NASHVILLE, Tenn. (WKRN) – State lawmakers will likely vote this week on the only item they are constitutionally required to approve – the state budget.
The budget will determine where and how much money goes where, including education.
While education money for schools is always a keep part of the Tennessee state budget, every lawmaker across the state has their one key concern.
“We have got extra money down at the Capitol and by extra, it’s not that we don’t have a place for it, so people are kind of squabbling where it should go,” said Rep. Mark Pody.
Pody was among the state lawmakers along with Gov. Bill Haslam who were at a Lebanon school Monday to hear from teachers and principals.
The representative said he has concerns about enough state money for things like education when times turn tough.
“I would like to see more if it going into the rainy day fund,” he said. “I would like more of it returned to the taxpayer.”
Gov. Haslam hopes to get the rainy day fund to $800 million, while Pody wants it to be $1 billion or more.
“In the Haslam administration, there were some budgets I did not vote,” said Rep. Susan Lynn, who was also with the governor Monday.
Rep. Lynn said she wants Tennesseans to remember that so the budget money goes for every day big ticket items like education, the state’s Medicaid program, TennCare and other state workers.
“We would like to give state employees a raise, but also state employee insurance has increased greatly,” she said.
The governor touted his education spending increases, while acknowledging that at schools across the state he always hears about paying teachers more and more classroom resources.
“We will have added $1.3 billion to public education, including the last two years, without a tax increase in the history of the state,” Haslam said.

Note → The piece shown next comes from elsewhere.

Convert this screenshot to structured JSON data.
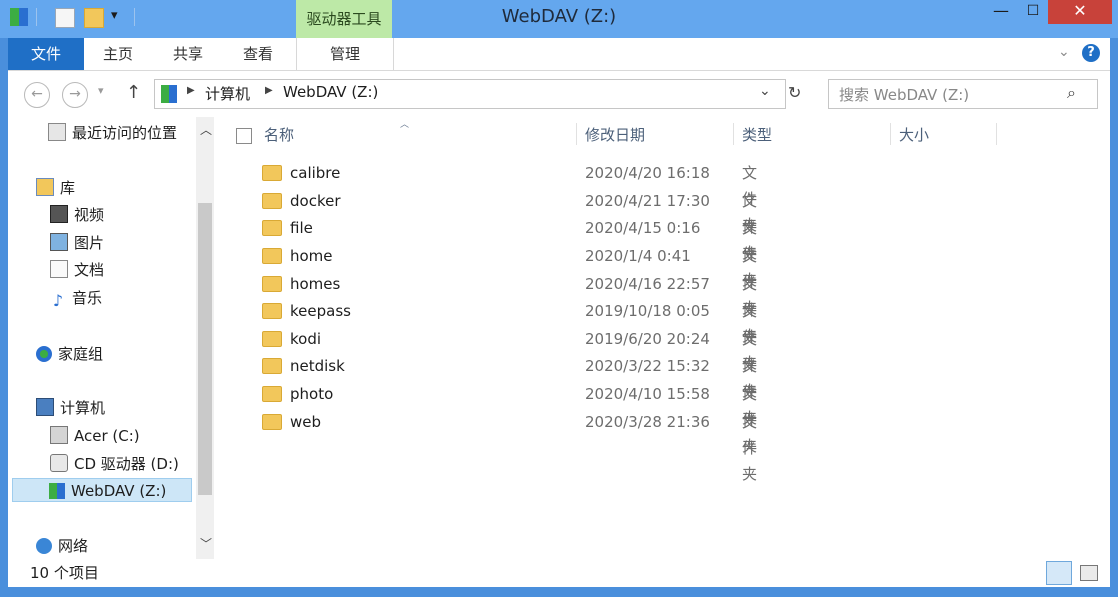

While the budget is expected for floor votes this week, the full senate is considering a controversial abortion bill.